Neukölln has a history almost as long as Berlin itself, mentioned for the first time in 1360.  It has long been a place with a significant immigrant population, and today is no different, with around 40% of the population made up of people with an immigrant background.
Neukölln, in the last few years has become a popular locality of students and artists, drawn to the cheaper rents than neighbouring Kreuzberg.  As a result, a number of fantastic bars, cafes, and art spaces have sprung up and sit cheek by jowl with Turkish supermarkets and Russian delis.
Although home to a large proportion of expats, you wont find all that many tourists in Neukölln compared to the districts of Charlottenburg, Prenzlauer Berg and Kreuzberg.  That is not to say that it is not worth a visit or that you shouldn't stay there....quite the opposite.  In fact, if you are looking to EXPERIENCE Berlin rather than just tick off the famous attractions, then we would definitely recommend staying here.

IMAGE: Andreas Lehner
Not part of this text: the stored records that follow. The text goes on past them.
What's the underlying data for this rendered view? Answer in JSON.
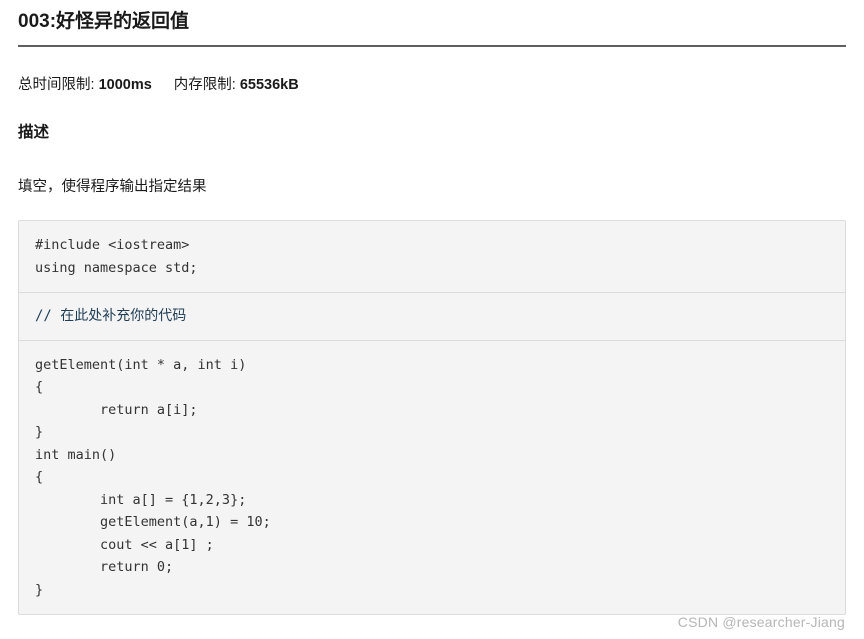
{
  "problem": {
    "title": "003:好怪异的返回值",
    "limits": {
      "time_label": "总时间限制:",
      "time_value": "1000ms",
      "memory_label": "内存限制:",
      "memory_value": "65536kB"
    },
    "description_heading": "描述",
    "description_text": "填空，使得程序输出指定结果",
    "code_blocks": [
      {
        "kind": "code",
        "text": "#include <iostream>\nusing namespace std;"
      },
      {
        "kind": "comment",
        "text": "// 在此处补充你的代码"
      },
      {
        "kind": "code",
        "text": "getElement(int * a, int i)\n{\n        return a[i];\n}\nint main()\n{\n        int a[] = {1,2,3};\n        getElement(a,1) = 10;\n        cout << a[1] ;\n        return 0;\n}"
      }
    ]
  },
  "watermark": {
    "text": "CSDN @researcher-Jiang"
  },
  "colors": {
    "page_background": "#ffffff",
    "text": "#1a1a1a",
    "rule": "#5f5f5f",
    "code_background": "#f4f4f4",
    "code_border": "#dcdcdc",
    "code_text": "#333333",
    "comment_text": "#1f3d55",
    "watermark_text": "#b6b6b6"
  }
}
The area of Neukölln closest to Kreuzberg, often referred to as Kreuz-Kölln is home to a bunch of great cafes, bars, restaurants, shops and galleries.  During summer, one of our favourite things to do is to grab a beer from a Späti and sit along the Landwehrkanal in the sun and watch the boats, swans and hipsters go by.
Neukölln is very conveniently located around 13 minutes on the underground (U-Bahn) from Alexanderplatz in the centre of Berlin meaning that you can easily spend the day touring and sightseeing before returning home to find a cool little bar or restaurant to spend the evening in.
In the past couple of years a few great hostels and hotels have opened up here, including the stunningly designed The Cats Pyjamas.  In addition there are a bunch of holiday apartments available through airbnb.
Although not nearly as chock full of attractions as Mitte or Charlottenburg, Neukölln still has a few sights worth checking out....

IMAGE: Sludge G
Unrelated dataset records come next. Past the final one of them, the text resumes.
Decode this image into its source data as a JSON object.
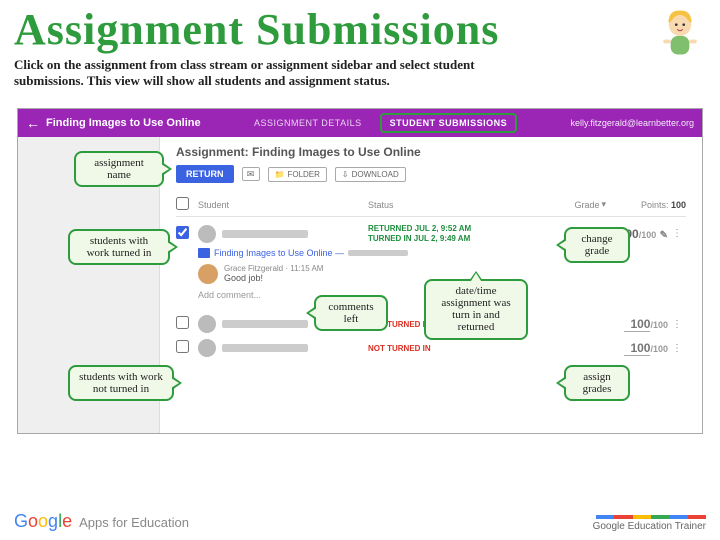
{
  "slide": {
    "title": "Assignment Submissions",
    "intro": "Click on the assignment from class stream or assignment sidebar and select student submissions. This view will show all students and assignment status."
  },
  "topbar": {
    "crumb": "Finding Images to Use Online",
    "tab_details": "ASSIGNMENT DETAILS",
    "tab_submissions": "STUDENT SUBMISSIONS",
    "account": "kelly.fitzgerald@learnbetter.org"
  },
  "assignment": {
    "heading": "Assignment: Finding Images to Use Online",
    "return_btn": "RETURN",
    "folder_btn": "FOLDER",
    "download_btn": "DOWNLOAD"
  },
  "cols": {
    "student": "Student",
    "status": "Status",
    "grade": "Grade",
    "points_label": "Points:",
    "points_value": "100"
  },
  "rows": {
    "r1": {
      "status_returned": "RETURNED JUL 2, 9:52 AM",
      "status_turned": "TURNED IN JUL 2, 9:49 AM",
      "grade_num": "90",
      "grade_den": "/100",
      "file": "Finding Images to Use Online —",
      "comment_meta": "Grace Fitzgerald · 11:15 AM",
      "comment_txt": "Good job!",
      "add_comment": "Add comment..."
    },
    "r2": {
      "status": "NOT TURNED IN"
    },
    "r3": {
      "status": "NOT TURNED IN"
    }
  },
  "callouts": {
    "assign_name": "assignment name",
    "turned_in": "students with work turned in",
    "not_turned_in": "students with work not turned in",
    "comments": "comments left",
    "datetime": "date/time assignment was turn in and returned",
    "change_grade": "change grade",
    "assign_grades": "assign grades"
  },
  "footer": {
    "apps": "Apps for Education",
    "trainer": "Google Education Trainer"
  }
}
A horseshoe-shaped housing estate built from 1925 – 1933, to plans by Bruno Taut and Martin Wagner which since 2008 has been a UNESCO heritage listed site.


The historical heart of Neukölln, here you will find the remnants of the former Bohemian residents along the winding streets and alleyways.  As you wander the streets around Richardplatz you will come across sites like the former village smithy, the 15th century Bethlehem church and the Bohemian museum.

Schloss Britz 

Britz Palace was originally built as the manor house of a country estate located at the village of Britz.  The original Tudor building was converted to Italian Renaissance style towards the end of the 19th century.  Much of the building has been faithfully restored and the large grounds provide a peaceful respite from the hustle and bustle.

IMAGE: Bianca Stephens

Neuköllner Oper 

The Neukölln Opera is a small house which aims to bring opera to the people.  They present an interesting program presented on a much more intimate and accessible scale than the 3 larger opera houses.

Neuköllner Puppentheatermuseum

This Puppet theatre museum is a great place to bring the kids, with tours, performances and exhibitions of puppets from the last 4 centuries.  German language only though.

IMAGE: Wiseguy71

HAEDER IMAGE: Alper Ã‡ugun